US Small Cap is the CRSP 6–10 Index. US Large Cap is the S&P 500 Index. Long-Term Government Bonds is the IA SBBI US LT Govt TR USD, provided by Ibbotson Associates via Morningstar Direct. Treasury Bills is the IA SBBI US 30 Day TBill TR USD, provided by Ibbotson Associates via Morningstar Direct. US Inflation is measured as changes in the US Consumer Price Index. US Consumer Price Index data is provided by the US Department of Labor Bureau of Labor Statistics. CRSP data is provided by the Center for Research in Security Prices, University of Chicago. The S&P data is provided by Standard & Poor’s Index Services Group. Indices are not available for direct investment. Index performance does not reflect the expenses associated with the management of an actual portfolio. Past performance is no guarantee of future results.
5. Is there a better way to build a portfolio?
Academic research has identified these equity and fixed income dimensions, which point to differences in expected returns among securities. Instead of attempting to outguess market prices, investors can instead pursue higher expected returns by structuring their portfolio around these dimensions.
Relative price is measured by the price-to-book ratio; value stocks are those with lower price-to-book ratios. Profitability is a measure of current profitability based on information from individual companies’ income statements.
6. Is international investing for me?

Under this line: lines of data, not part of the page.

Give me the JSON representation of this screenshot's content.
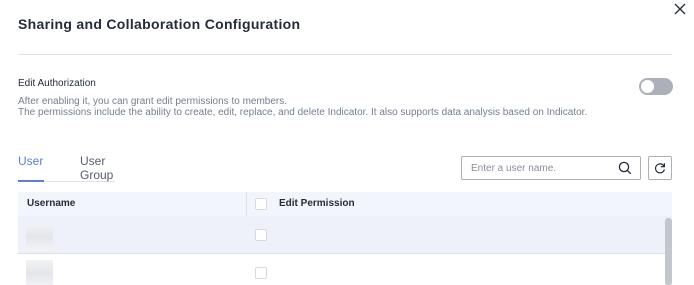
{
  "dialog": {
    "title": "Sharing and Collaboration Configuration",
    "close_icon": "close-icon"
  },
  "edit_authorization": {
    "label": "Edit Authorization",
    "description_line1": "After enabling it, you can grant edit permissions to members.",
    "description_line2": "The permissions include the ability to create, edit, replace, and delete Indicator. It also supports data analysis based on Indicator.",
    "enabled": false
  },
  "tabs": [
    {
      "label": "User",
      "active": true
    },
    {
      "label": "User Group",
      "active": false
    }
  ],
  "search": {
    "placeholder": "Enter a user name.",
    "value": "",
    "icon": "search-icon"
  },
  "refresh": {
    "icon": "refresh-icon"
  },
  "table": {
    "columns": [
      "Username",
      "Edit Permission"
    ],
    "rows": [
      {
        "username": "",
        "edit_permission": false
      },
      {
        "username": "",
        "edit_permission": false
      }
    ]
  },
  "colors": {
    "accent": "#5e7ce0",
    "header_bg": "#f2f5fc",
    "selected_row_bg": "#eef1fa",
    "toggle_off": "#adb0b8"
  }
}
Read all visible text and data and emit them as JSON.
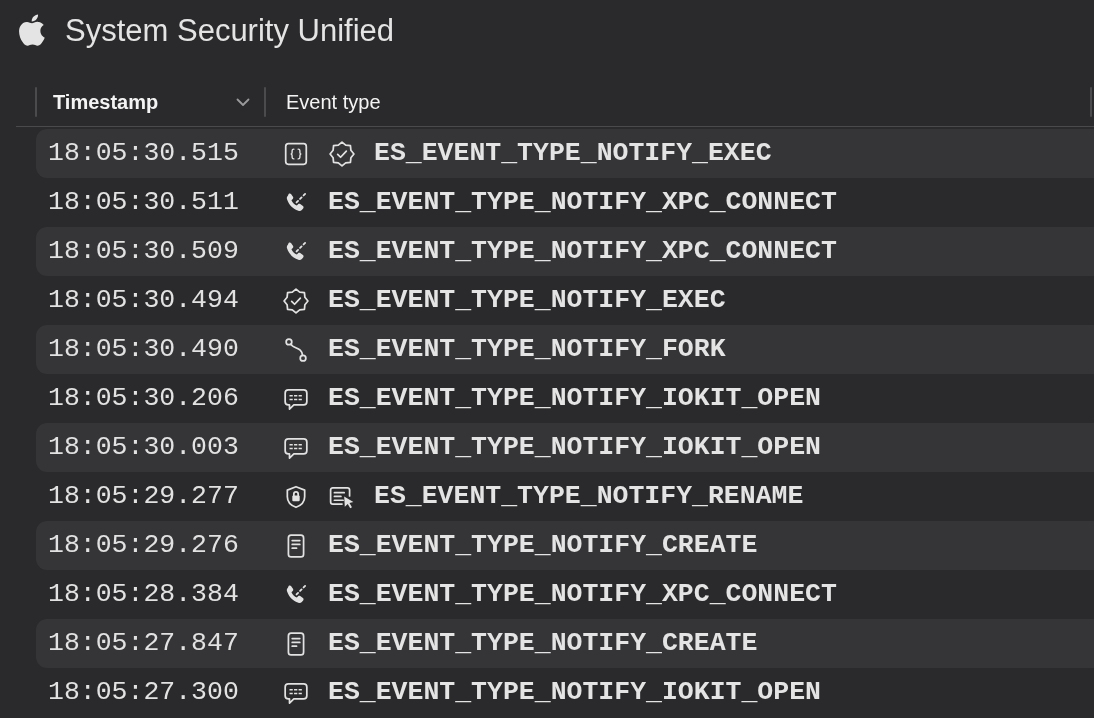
{
  "window": {
    "title": "System Security Unified"
  },
  "table": {
    "columns": [
      {
        "label": "Timestamp",
        "sorted": true
      },
      {
        "label": "Event type",
        "sorted": false
      }
    ],
    "rows": [
      {
        "timestamp": "18:05:30.515",
        "kind": "exec",
        "scripted": true,
        "locked": false,
        "event_type": "ES_EVENT_TYPE_NOTIFY_EXEC"
      },
      {
        "timestamp": "18:05:30.511",
        "kind": "connect",
        "scripted": false,
        "locked": false,
        "event_type": "ES_EVENT_TYPE_NOTIFY_XPC_CONNECT"
      },
      {
        "timestamp": "18:05:30.509",
        "kind": "connect",
        "scripted": false,
        "locked": false,
        "event_type": "ES_EVENT_TYPE_NOTIFY_XPC_CONNECT"
      },
      {
        "timestamp": "18:05:30.494",
        "kind": "exec",
        "scripted": false,
        "locked": false,
        "event_type": "ES_EVENT_TYPE_NOTIFY_EXEC"
      },
      {
        "timestamp": "18:05:30.490",
        "kind": "fork",
        "scripted": false,
        "locked": false,
        "event_type": "ES_EVENT_TYPE_NOTIFY_FORK"
      },
      {
        "timestamp": "18:05:30.206",
        "kind": "open",
        "scripted": false,
        "locked": false,
        "event_type": "ES_EVENT_TYPE_NOTIFY_IOKIT_OPEN"
      },
      {
        "timestamp": "18:05:30.003",
        "kind": "open",
        "scripted": false,
        "locked": false,
        "event_type": "ES_EVENT_TYPE_NOTIFY_IOKIT_OPEN"
      },
      {
        "timestamp": "18:05:29.277",
        "kind": "rename",
        "scripted": false,
        "locked": true,
        "event_type": "ES_EVENT_TYPE_NOTIFY_RENAME"
      },
      {
        "timestamp": "18:05:29.276",
        "kind": "create",
        "scripted": false,
        "locked": false,
        "event_type": "ES_EVENT_TYPE_NOTIFY_CREATE"
      },
      {
        "timestamp": "18:05:28.384",
        "kind": "connect",
        "scripted": false,
        "locked": false,
        "event_type": "ES_EVENT_TYPE_NOTIFY_XPC_CONNECT"
      },
      {
        "timestamp": "18:05:27.847",
        "kind": "create",
        "scripted": false,
        "locked": false,
        "event_type": "ES_EVENT_TYPE_NOTIFY_CREATE"
      },
      {
        "timestamp": "18:05:27.300",
        "kind": "open",
        "scripted": false,
        "locked": false,
        "event_type": "ES_EVENT_TYPE_NOTIFY_IOKIT_OPEN"
      }
    ]
  }
}
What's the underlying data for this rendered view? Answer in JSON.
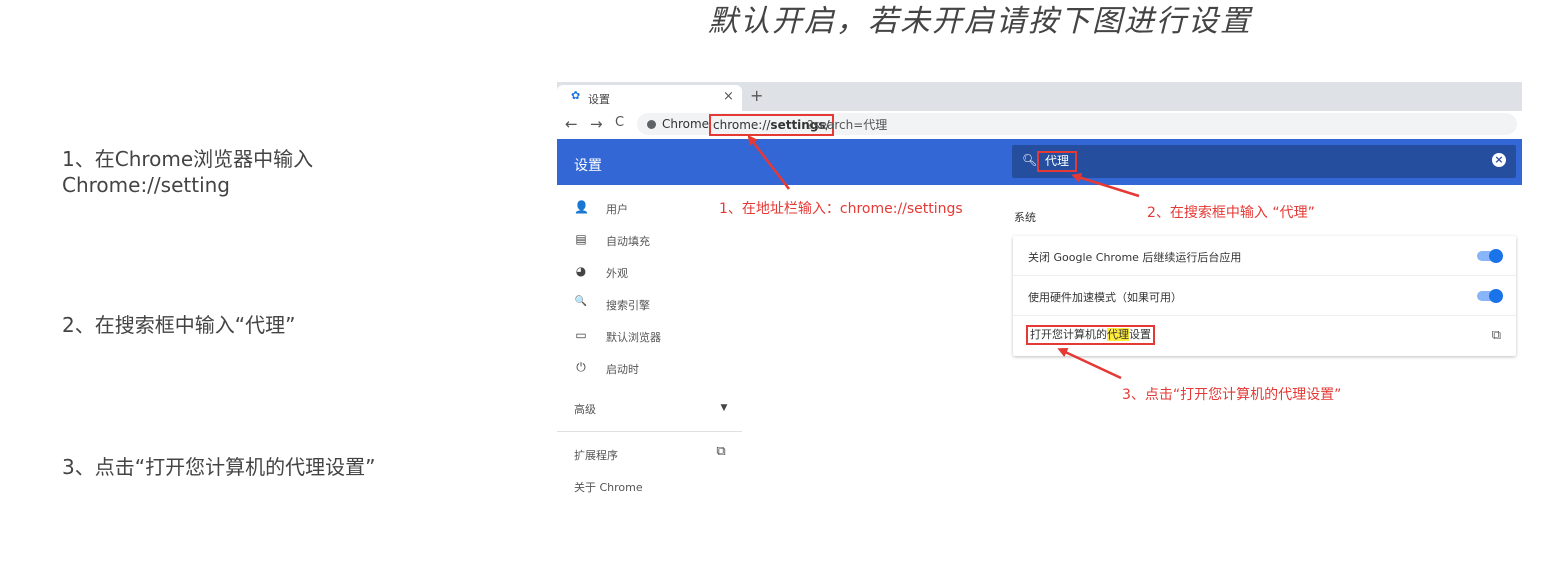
{
  "page_title": "默认开启，若未开启请按下图进行设置",
  "steps": [
    {
      "line1": "1、在Chrome浏览器中输入",
      "line2": "Chrome://setting"
    },
    {
      "line1": "2、在搜索框中输入“代理”"
    },
    {
      "line1": "3、点击“打开您计算机的代理设置”"
    }
  ],
  "browser": {
    "tab_title": "设置",
    "tab_close": "×",
    "new_tab": "+",
    "nav": {
      "back": "←",
      "forward": "→",
      "reload": "C"
    },
    "site_label": "Chrome",
    "url_prefix": "chrome://",
    "url_bold": "settings",
    "url_suffix": "/",
    "url_rest": "?search=代理",
    "settings_title": "设置",
    "search_value": "代理",
    "sidebar": [
      {
        "icon": "person-icon",
        "glyph": "👤",
        "label": "用户"
      },
      {
        "icon": "clipboard-icon",
        "glyph": "▤",
        "label": "自动填充"
      },
      {
        "icon": "palette-icon",
        "glyph": "◕",
        "label": "外观"
      },
      {
        "icon": "search-icon",
        "glyph": "🔍",
        "label": "搜索引擎"
      },
      {
        "icon": "browser-icon",
        "glyph": "▭",
        "label": "默认浏览器"
      },
      {
        "icon": "power-icon",
        "glyph": "⏻",
        "label": "启动时"
      }
    ],
    "advanced": "高级",
    "extensions": "扩展程序",
    "about": "关于 Chrome",
    "section_title": "系统",
    "rows": [
      {
        "label": "关闭 Google Chrome 后继续运行后台应用",
        "toggle": true
      },
      {
        "label": "使用硬件加速模式（如果可用）",
        "toggle": true
      },
      {
        "label_pre": "打开您计算机的",
        "label_hl": "代理",
        "label_post": "设置",
        "external": true
      }
    ]
  },
  "annotations": {
    "a1": "1、在地址栏输入：chrome://settings",
    "a2": "2、在搜索框中输入 “代理”",
    "a3": "3、点击“打开您计算机的代理设置”"
  },
  "colors": {
    "accent": "#3367d6",
    "annotation": "#e53935",
    "highlight": "#ffeb3b"
  }
}
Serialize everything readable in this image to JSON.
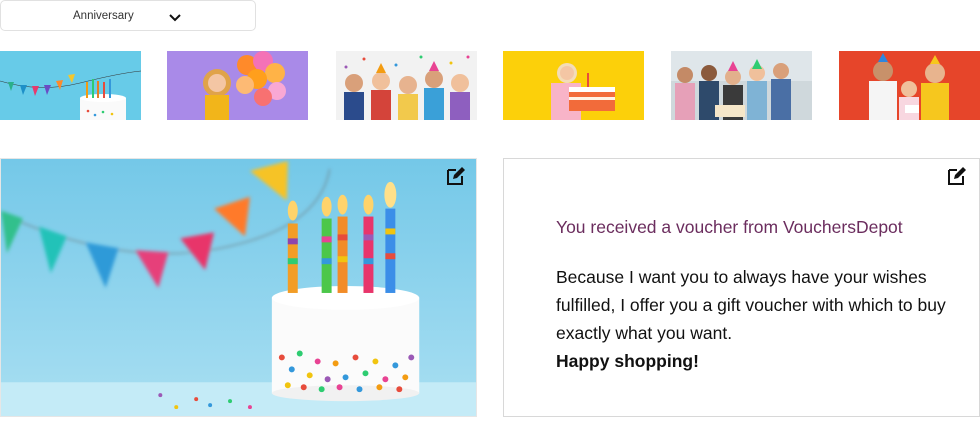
{
  "occasion_select": {
    "selected": "Anniversary",
    "icon": "chevron-down-icon"
  },
  "thumbnails": [
    {
      "name": "birthday-cake-pastel"
    },
    {
      "name": "girl-with-balloons"
    },
    {
      "name": "kids-party-confetti"
    },
    {
      "name": "woman-with-cake-yellow"
    },
    {
      "name": "friends-celebrating"
    },
    {
      "name": "family-celebrating-orange"
    }
  ],
  "preview": {
    "image": "birthday-cake-with-candles",
    "edit_icon": "edit-icon"
  },
  "message": {
    "title": "You received a voucher from VouchersDepot",
    "body": "Because I want you to always have your wishes fulfilled, I offer you a gift voucher with which to buy exactly what you want.",
    "closing": "Happy shopping!",
    "edit_icon": "edit-icon"
  },
  "colors": {
    "accent": "#6b2d5e",
    "border": "#d8d8d8"
  }
}
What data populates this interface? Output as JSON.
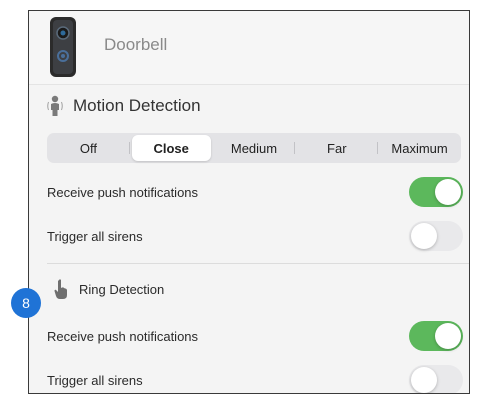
{
  "device": {
    "name": "Doorbell",
    "icon": "doorbell-icon"
  },
  "motion_detection": {
    "title": "Motion Detection",
    "icon": "person-icon",
    "range_options": [
      "Off",
      "Close",
      "Medium",
      "Far",
      "Maximum"
    ],
    "selected_range": "Close",
    "rows": [
      {
        "label": "Receive push notifications",
        "on": true
      },
      {
        "label": "Trigger all sirens",
        "on": false
      }
    ]
  },
  "ring_detection": {
    "title": "Ring Detection",
    "icon": "hand-pointer-icon",
    "rows": [
      {
        "label": "Receive push notifications",
        "on": true
      },
      {
        "label": "Trigger all sirens",
        "on": false
      }
    ]
  },
  "callout": {
    "number": "8",
    "color": "#1f73d6"
  },
  "colors": {
    "toggle_on": "#5cb85c",
    "toggle_off": "#e9e9eb"
  }
}
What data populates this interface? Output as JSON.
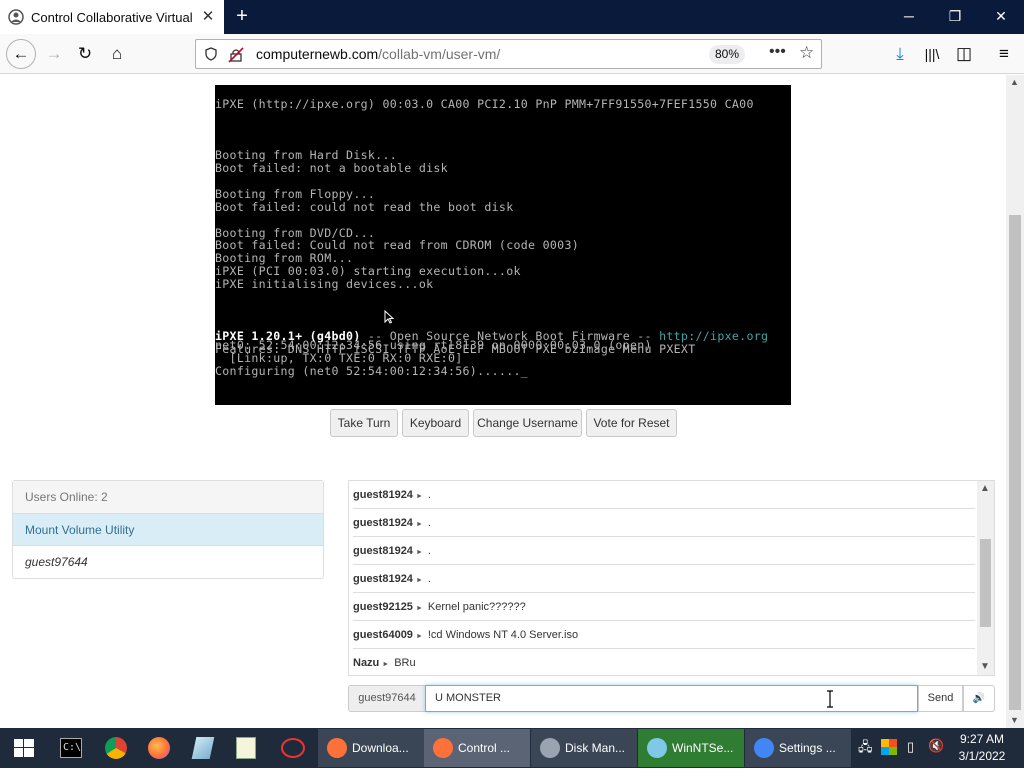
{
  "browser": {
    "tab_title": "Control Collaborative Virtual M",
    "url_domain": "computernewb.com",
    "url_path": "/collab-vm/user-vm/",
    "zoom": "80%"
  },
  "vm_screen": {
    "lines": [
      "iPXE (http://ipxe.org) 00:03.0 CA00 PCI2.10 PnP PMM+7FF91550+7FEF1550 CA00",
      "",
      "",
      "",
      "Booting from Hard Disk...",
      "Boot failed: not a bootable disk",
      "",
      "Booting from Floppy...",
      "Boot failed: could not read the boot disk",
      "",
      "Booting from DVD/CD...",
      "Boot failed: Could not read from CDROM (code 0003)",
      "Booting from ROM...",
      "iPXE (PCI 00:03.0) starting execution...ok",
      "iPXE initialising devices...ok",
      "",
      "",
      "",
      "net0: 52:54:00:12:34:56 using rtl8139 on 0000:00:03.0 (open)",
      "  [Link:up, TX:0 TXE:0 RX:0 RXE:0]",
      "Configuring (net0 52:54:00:12:34:56)......_"
    ],
    "banner_bright": "iPXE 1.20.1+ (g4bd0)",
    "banner_rest": " -- Open Source Network Boot Firmware -- ",
    "banner_link": "http://ipxe.org",
    "features": "Features: DNS HTTP iSCSI TFTP AoE ELF MBOOT PXE bzImage Menu PXEXT"
  },
  "vm_buttons": {
    "take_turn": "Take Turn",
    "keyboard": "Keyboard",
    "change_username": "Change Username",
    "vote_reset": "Vote for Reset"
  },
  "users": {
    "header": "Users Online: 2",
    "list": [
      "Mount Volume Utility",
      "guest97644"
    ]
  },
  "chat": {
    "messages": [
      {
        "user": "guest81924",
        "text": "."
      },
      {
        "user": "guest81924",
        "text": "."
      },
      {
        "user": "guest81924",
        "text": "."
      },
      {
        "user": "guest81924",
        "text": "."
      },
      {
        "user": "guest92125",
        "text": "Kernel panic??????"
      },
      {
        "user": "guest64009",
        "text": "!cd Windows NT 4.0 Server.iso"
      },
      {
        "user": "Nazu",
        "text": "BRu"
      }
    ],
    "username": "guest97644",
    "input_value": "U MONSTER",
    "send_label": "Send"
  },
  "taskbar": {
    "windows": [
      {
        "label": "Downloa...",
        "color": "#ff7139"
      },
      {
        "label": "Control ...",
        "color": "#ff7139"
      },
      {
        "label": "Disk Man...",
        "color": "#9aa4b0"
      },
      {
        "label": "WinNTSe...",
        "color": "#7fc8e8"
      },
      {
        "label": "Settings ...",
        "color": "#4285f4"
      }
    ],
    "time": "9:27 AM",
    "date": "3/1/2022"
  }
}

Diversification helps reduce risks that have no expected return, but diversifying only within your home market may not be enough. Global diversification can broaden your investment opportunity set. By holding a globally diversified portfolio, investors are well positioned to seek returns wherever they occur.
Number of holdings and countries for the S&P 500 Index and MSCI ACWI (All Country World Index) Investable Market Index (IMI) as of December 31, 2016. The S&P data is provided by Standard & Poor’s Index Services Group. MSCI data ©MSCI 2017, all rights reserved. International investing involves special risks such as currency fluctuation and political stability. Investing in emerging markets may accentuate those risks. Diversification does not eliminate the risk of market loss. Indices are not available for direct investment.
7. Will making frequent changes to my portfolio help me achieve investment success?
It’s tough, if not impossible, to know which market segments will outperform from period to period.
Accordingly, it’s better to avoid market-timing calls and other unnecessary changes that can be costly. Allowing emotions or opinions about short-term market conditions to impact long-term investment decisions can lead to disappointing results.